Visually inspecting the garden is one way to get a good idea of maturity. Many tomato varieties are ready to harvest when they turn bright red, eggplants should appear shiny, and summer squash should be picked before it grows too long. Know how the fruits and vegetables you are growing are supposed to look when they are ripe so you can pick at just the right time.
Touch fruits and vegetables to check firmness and texture. For example, sweet peppers will feel firm instead of flimsy when they are ready to be picked, and winter squash should have skin that is tough and thick.
Even if you do end up picking a fruit or vegetable before (or after) its prime, you may still be able to use it. Green tomatoes will oftentimes ripen if left on the counter, or you could use them in their green state for certain recipes. Zucchini that has been allowed to grow too long will develop larger seeds, but try grating or processing a large zucchini to use in bread or soup.

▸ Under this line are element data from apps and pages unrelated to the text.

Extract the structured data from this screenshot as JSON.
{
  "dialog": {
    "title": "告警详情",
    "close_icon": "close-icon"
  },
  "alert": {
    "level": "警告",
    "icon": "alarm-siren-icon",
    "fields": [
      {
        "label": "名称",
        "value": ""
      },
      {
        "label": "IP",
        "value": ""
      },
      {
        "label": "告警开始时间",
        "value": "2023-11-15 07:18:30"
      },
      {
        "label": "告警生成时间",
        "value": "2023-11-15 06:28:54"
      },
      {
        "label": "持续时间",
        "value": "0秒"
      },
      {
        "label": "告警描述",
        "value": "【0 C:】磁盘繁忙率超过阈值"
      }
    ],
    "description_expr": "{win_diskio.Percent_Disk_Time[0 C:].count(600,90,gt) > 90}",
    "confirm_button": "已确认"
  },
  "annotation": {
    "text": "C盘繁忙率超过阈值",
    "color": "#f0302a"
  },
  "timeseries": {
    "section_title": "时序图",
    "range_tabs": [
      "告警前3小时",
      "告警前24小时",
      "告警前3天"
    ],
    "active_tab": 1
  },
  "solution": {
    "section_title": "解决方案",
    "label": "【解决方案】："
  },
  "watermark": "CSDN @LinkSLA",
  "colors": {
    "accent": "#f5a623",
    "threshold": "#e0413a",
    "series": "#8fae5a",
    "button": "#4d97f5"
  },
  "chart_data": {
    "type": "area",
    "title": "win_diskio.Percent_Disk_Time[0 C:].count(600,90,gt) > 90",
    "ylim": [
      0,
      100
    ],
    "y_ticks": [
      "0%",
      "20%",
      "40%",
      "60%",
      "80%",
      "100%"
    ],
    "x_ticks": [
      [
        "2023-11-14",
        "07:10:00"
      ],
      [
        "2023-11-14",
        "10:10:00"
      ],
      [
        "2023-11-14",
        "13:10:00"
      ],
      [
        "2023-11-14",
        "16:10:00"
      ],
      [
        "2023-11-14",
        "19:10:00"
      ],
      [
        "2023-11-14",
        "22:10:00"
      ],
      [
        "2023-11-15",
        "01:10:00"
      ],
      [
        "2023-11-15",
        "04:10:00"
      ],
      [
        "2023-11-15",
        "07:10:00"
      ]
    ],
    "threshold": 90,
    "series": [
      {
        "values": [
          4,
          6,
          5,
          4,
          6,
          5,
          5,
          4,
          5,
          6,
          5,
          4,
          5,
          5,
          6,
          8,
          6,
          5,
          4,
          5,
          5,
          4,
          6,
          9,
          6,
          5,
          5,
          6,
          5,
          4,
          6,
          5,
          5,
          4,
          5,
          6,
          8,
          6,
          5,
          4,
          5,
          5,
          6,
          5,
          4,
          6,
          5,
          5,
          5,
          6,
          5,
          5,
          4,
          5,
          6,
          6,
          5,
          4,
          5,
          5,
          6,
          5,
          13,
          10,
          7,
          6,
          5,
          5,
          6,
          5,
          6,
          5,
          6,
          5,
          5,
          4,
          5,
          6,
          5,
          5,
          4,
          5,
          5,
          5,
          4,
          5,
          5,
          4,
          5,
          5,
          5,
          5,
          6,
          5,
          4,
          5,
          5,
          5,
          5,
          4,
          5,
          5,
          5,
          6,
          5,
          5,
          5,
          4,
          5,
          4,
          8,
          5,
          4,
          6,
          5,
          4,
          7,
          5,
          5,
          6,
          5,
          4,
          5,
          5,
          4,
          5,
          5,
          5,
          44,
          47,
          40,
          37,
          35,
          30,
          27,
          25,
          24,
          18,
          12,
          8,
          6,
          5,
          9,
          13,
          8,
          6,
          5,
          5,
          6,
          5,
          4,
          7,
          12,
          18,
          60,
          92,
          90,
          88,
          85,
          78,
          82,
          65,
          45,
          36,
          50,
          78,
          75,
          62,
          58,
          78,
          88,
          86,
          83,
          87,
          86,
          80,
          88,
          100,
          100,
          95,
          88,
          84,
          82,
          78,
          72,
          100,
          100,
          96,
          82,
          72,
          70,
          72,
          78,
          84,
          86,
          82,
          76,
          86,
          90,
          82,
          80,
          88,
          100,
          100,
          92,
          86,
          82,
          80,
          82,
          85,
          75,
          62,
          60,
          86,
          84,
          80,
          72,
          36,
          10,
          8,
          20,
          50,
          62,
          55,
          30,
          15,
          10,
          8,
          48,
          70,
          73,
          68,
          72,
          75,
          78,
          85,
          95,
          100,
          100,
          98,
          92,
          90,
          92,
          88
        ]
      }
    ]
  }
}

Although figuring out the best time to harvest your garden can be overwhelming, you will also learn from your own experience when your fruits and vegetables are ready to eat. You will likely find through trial and error when each variety tastes best. It can be a good idea to keep track each year of when you harvest and add some pictures as well. Over time you will have a thorough record of when you should harvest.
Gardening Question of the Month
Q: What are some good seed choices for fall planting?
A: Many cool-weather vegetables such as broccoli, lettuce, kale, spinach, chard, and root crops are great for a fall garden and may be able to withstand frost conditions.
Refreshing Melon Smoothie
1/2 cup yogurt
6 ounces melon (such as cantaloupe or honeydew), cut into cubes
1/2 cup juice of your choice (such as orange or apple juice)
Add ingredients to a blender and blend completely. For a thicker smoothie, use frozen, cut-up fruit.